DATA TO EXAMINE:

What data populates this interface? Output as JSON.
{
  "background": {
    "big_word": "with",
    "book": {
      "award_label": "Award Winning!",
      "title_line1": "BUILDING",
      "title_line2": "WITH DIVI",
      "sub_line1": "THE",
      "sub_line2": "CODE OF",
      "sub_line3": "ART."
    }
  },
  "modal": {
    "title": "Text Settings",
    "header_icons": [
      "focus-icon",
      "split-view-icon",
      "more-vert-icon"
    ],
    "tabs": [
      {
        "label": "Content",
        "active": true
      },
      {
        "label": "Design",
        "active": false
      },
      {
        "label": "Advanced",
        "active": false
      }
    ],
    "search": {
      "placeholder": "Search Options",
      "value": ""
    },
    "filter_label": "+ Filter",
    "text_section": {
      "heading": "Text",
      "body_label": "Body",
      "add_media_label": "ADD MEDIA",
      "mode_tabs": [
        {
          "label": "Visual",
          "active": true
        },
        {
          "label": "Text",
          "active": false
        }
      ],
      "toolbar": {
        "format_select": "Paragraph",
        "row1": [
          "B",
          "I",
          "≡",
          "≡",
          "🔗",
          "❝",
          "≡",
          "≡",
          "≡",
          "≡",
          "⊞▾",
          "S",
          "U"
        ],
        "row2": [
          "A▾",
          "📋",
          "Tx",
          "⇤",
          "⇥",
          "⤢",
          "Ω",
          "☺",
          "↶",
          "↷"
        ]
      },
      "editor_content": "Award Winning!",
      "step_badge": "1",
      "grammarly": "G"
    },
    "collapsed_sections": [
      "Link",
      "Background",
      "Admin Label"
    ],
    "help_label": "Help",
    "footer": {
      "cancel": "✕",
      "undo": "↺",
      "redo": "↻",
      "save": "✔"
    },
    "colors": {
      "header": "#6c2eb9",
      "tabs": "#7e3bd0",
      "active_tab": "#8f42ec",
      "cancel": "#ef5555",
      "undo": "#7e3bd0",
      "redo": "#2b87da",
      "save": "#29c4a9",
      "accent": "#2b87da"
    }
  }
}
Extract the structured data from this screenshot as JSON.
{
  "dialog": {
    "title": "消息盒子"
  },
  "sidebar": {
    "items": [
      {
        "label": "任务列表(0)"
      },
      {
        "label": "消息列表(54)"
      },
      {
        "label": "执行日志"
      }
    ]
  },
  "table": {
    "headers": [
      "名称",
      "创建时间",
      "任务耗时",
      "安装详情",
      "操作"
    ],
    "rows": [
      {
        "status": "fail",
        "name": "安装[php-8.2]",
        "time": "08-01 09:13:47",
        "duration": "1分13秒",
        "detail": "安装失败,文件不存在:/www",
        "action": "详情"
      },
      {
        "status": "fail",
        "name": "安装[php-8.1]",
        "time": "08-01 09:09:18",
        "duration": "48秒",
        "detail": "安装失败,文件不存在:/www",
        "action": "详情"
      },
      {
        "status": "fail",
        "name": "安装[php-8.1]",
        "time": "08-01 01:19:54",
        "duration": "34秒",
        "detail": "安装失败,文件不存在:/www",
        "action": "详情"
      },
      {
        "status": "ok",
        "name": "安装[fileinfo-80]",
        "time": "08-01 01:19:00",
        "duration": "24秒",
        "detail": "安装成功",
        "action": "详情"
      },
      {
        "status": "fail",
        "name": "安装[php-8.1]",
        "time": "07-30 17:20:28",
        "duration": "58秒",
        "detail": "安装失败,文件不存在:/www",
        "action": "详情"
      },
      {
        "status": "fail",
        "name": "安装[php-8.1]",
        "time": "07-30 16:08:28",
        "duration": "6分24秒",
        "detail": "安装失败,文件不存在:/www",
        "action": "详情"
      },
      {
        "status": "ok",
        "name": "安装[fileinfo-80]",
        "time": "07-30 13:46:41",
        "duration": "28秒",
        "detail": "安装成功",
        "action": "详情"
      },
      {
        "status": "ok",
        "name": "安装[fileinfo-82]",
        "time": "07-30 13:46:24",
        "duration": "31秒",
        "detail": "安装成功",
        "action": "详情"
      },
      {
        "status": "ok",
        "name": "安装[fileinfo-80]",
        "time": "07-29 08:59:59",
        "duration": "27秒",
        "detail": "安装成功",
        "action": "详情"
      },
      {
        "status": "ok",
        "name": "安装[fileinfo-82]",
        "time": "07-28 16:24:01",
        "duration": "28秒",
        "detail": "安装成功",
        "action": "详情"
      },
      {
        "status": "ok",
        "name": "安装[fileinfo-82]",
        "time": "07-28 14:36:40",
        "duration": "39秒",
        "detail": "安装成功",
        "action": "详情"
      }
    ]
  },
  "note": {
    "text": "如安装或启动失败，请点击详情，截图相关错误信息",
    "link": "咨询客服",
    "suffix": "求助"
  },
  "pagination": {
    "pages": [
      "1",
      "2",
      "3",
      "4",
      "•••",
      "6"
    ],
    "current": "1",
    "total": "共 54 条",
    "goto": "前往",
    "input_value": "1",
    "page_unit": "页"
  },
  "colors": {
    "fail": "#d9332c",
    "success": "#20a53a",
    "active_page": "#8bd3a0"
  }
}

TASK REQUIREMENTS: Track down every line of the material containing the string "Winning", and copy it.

RESULT BELOW:
      "award_label": "Award Winning!",
      "editor_content": "Award Winning!",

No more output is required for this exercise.